<<<<

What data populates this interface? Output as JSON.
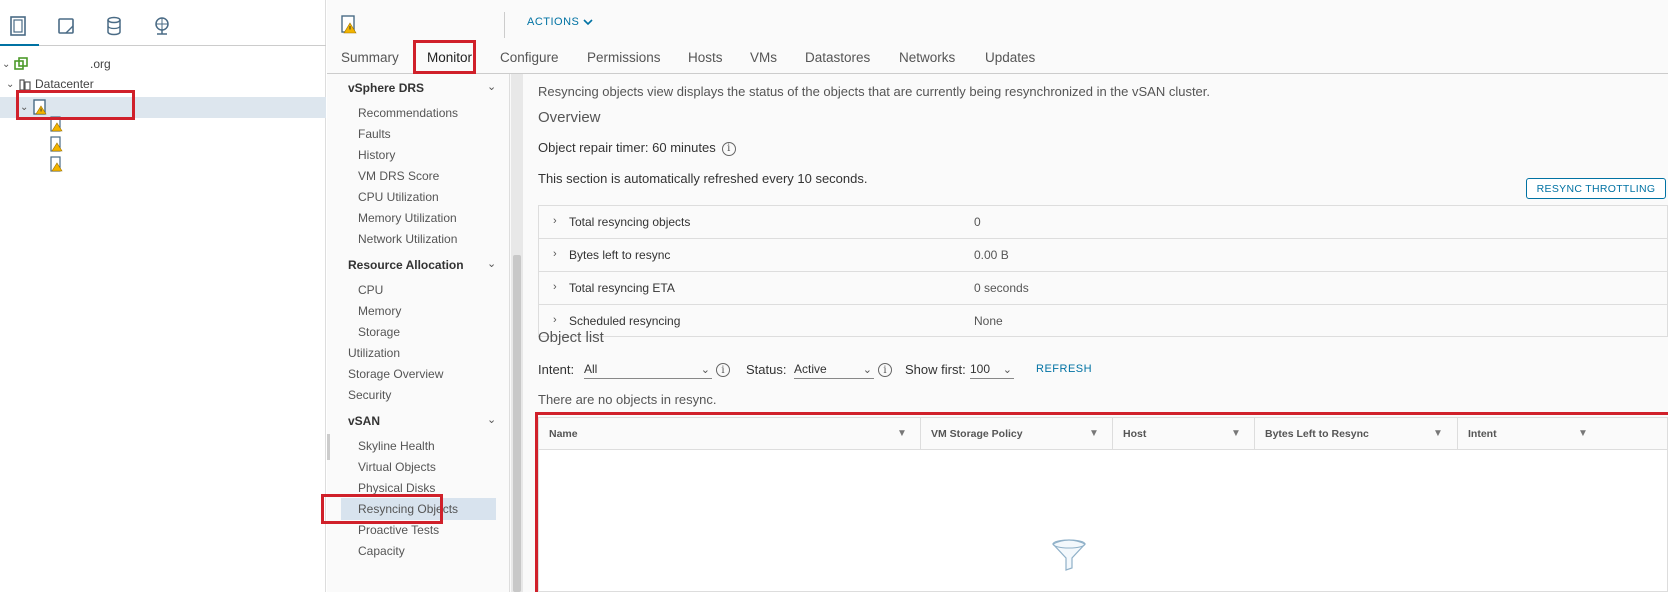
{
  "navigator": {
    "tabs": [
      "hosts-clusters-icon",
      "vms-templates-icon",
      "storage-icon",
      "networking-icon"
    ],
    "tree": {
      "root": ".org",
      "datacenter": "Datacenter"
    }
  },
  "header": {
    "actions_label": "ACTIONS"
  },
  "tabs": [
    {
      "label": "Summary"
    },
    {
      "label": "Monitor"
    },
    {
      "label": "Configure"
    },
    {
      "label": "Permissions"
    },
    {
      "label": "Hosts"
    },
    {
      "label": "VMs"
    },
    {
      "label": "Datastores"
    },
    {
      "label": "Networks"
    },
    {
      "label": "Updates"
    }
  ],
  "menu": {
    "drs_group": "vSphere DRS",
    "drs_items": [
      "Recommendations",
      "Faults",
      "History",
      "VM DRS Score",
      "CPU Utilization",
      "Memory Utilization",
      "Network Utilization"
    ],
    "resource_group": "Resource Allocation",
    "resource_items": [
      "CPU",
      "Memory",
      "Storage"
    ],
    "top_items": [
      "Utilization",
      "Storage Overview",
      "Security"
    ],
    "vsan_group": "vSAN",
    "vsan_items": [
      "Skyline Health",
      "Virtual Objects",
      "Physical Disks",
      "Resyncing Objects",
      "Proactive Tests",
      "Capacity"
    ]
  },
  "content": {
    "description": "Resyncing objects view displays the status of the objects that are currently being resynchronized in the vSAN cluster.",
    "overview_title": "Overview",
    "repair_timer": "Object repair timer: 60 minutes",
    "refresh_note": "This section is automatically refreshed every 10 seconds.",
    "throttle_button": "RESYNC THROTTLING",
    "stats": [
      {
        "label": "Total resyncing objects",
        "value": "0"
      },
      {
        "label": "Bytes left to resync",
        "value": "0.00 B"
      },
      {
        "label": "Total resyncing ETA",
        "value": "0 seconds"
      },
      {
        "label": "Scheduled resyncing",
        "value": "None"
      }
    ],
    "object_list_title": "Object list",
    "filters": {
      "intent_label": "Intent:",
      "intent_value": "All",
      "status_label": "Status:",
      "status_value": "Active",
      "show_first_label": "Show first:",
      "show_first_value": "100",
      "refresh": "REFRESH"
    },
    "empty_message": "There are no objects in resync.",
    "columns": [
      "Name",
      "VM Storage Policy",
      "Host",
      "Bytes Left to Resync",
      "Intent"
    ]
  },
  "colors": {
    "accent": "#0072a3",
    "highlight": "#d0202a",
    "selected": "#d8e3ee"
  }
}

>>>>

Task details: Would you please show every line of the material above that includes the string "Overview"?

Answer to the problem:
      "Storage Overview",
    "overview_title": "Overview",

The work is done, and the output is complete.